The story begins awfully intriguingly, with a group of boys embarking on a walk that seems to have something sinister about it, although at first it is not exactly clear what this is. After the absolutely horrifying secret of the walk is revealed (if you drop below 4mph, you die- and I don't consider this a spoiler because it was on the blurb of my copy) things get slightly less interesting, and ever so repetitive. I didn't exactly hate the book, but I did get slightly bored by the constant pattern that the story follows- walking, walking is difficult, someone gets shot, repeat. There is slightly more to it than this (a mapping out of Maine, for example) but this is essentially the formula the story follows, and frankly, there is a lot more he could have done with it.

What could he have done?

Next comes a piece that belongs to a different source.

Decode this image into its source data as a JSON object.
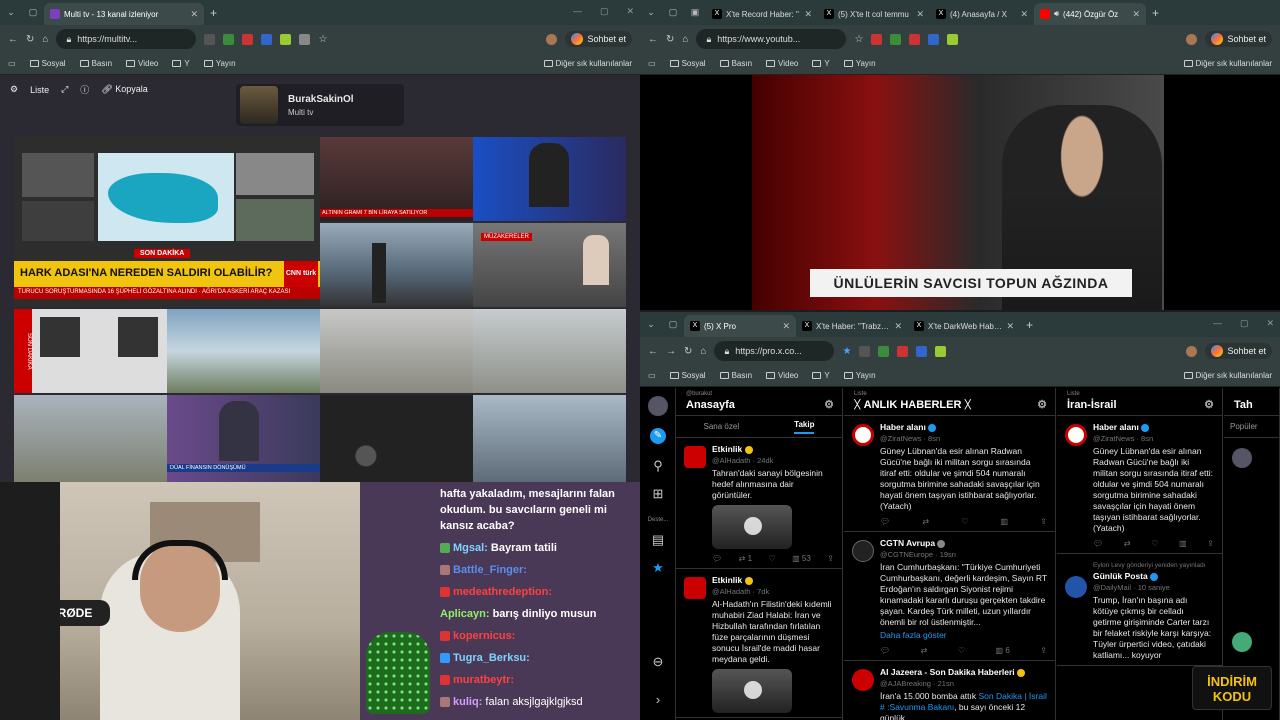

Well, for a start, there are quite a few hints throughout the book of its setting in a dystopian society, which I think could really have been expanded upon in a broader way, rather than the long walk, which is a form of entertainment for the people in this society, being the only real way that this is shown. There is also some talk of the main character, Garraty's, father, a political dissenter, and I really felt that his story could have been fleshed out too. There are some practical reasons why this was not necessarily the case, one of the main ones being that these are teenage boys, who aren't necessarily the best at elaborating on stories, especially, I suppose, when they are walking for their lives. King chooses instead to focus entirely on the long walk itself, something which, I don't really think is enough to give us a fully rounded story, and this one really leaves us wanting to know more about a society that would consider the ritual murder of teenage boys entertainment.

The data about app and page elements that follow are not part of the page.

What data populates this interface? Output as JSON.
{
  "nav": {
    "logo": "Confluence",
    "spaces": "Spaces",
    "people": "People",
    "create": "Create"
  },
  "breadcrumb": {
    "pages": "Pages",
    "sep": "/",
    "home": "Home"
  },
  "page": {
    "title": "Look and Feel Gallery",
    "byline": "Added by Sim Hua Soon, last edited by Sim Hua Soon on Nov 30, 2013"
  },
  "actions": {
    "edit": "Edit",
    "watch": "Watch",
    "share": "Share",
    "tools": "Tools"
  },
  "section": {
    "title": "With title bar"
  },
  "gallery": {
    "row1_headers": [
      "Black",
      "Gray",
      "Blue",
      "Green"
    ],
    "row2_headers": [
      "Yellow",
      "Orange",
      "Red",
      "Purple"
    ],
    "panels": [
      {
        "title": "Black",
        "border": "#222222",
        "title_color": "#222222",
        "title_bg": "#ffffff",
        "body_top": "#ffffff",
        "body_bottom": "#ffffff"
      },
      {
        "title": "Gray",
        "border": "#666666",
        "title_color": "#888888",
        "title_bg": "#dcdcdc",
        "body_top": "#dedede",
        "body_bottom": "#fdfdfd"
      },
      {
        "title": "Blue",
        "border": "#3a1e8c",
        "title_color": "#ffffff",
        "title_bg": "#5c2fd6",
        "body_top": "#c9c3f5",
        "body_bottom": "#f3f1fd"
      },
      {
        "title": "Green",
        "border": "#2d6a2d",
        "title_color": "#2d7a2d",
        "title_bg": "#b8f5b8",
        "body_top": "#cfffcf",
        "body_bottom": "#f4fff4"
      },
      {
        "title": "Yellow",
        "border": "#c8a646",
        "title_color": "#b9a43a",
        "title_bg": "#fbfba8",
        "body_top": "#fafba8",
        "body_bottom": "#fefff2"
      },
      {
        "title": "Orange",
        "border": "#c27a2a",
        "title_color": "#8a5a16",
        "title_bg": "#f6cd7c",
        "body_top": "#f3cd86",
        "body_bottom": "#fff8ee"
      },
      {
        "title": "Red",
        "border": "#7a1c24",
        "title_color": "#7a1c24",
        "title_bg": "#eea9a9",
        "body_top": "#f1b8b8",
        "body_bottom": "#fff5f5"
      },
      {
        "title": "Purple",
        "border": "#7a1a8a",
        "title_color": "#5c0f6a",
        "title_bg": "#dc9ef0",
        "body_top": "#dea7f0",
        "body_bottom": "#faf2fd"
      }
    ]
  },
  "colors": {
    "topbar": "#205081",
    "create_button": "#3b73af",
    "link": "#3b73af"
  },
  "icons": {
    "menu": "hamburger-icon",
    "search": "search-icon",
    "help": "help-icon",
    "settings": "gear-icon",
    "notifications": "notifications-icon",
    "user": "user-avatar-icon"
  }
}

There are, of course, some redeeming features of the novel, it's length being only one of them (seriously- a novel that has, I think, less than 300 pages after The Stand is such a huge relief!). Garraty is a fully formed, living breathing character, which makes the thought of his death all the more horrifying, and the dehumanising actions of the crowd all the more horrifying. It also makes one think of our own society, and how, taken to the ultimate extreme, our voyeuristic nature (anyone like watching boxing?) could lead to an event as horrible as the long walk. This is perhaps what is most interesting about King writing as Bachman- while he is not actually writing horror stories, he does get to the heart of humanity, and finds only scary things there. But I still want to know more about that dystopian society!

So, The Long Walk. Not a long book, but it's increased length could have been a complete advantage to it. It's worth reading if you want a relatively predictable ending, and a lot of description about walking a really really long way. But, to be completely honest, I could have done without it.


  1. I haven't read this one, but like any other Stephen King book, I'll get to it eventually. After what you say here I may push it back a bit, though.

  2. I read this book many years ago and I have remembered it as a wonderful book diving deep into the minds of these boys and their emotional world while walking to their death. Trying to set myself into this role was fantastic as only Stephen King could do in his romantic style of writing could do. Yes it is quite different type of literature from his usual efforts but I would recommend it as a must read given when it was written in his life and as he developed as a world acclaimed author.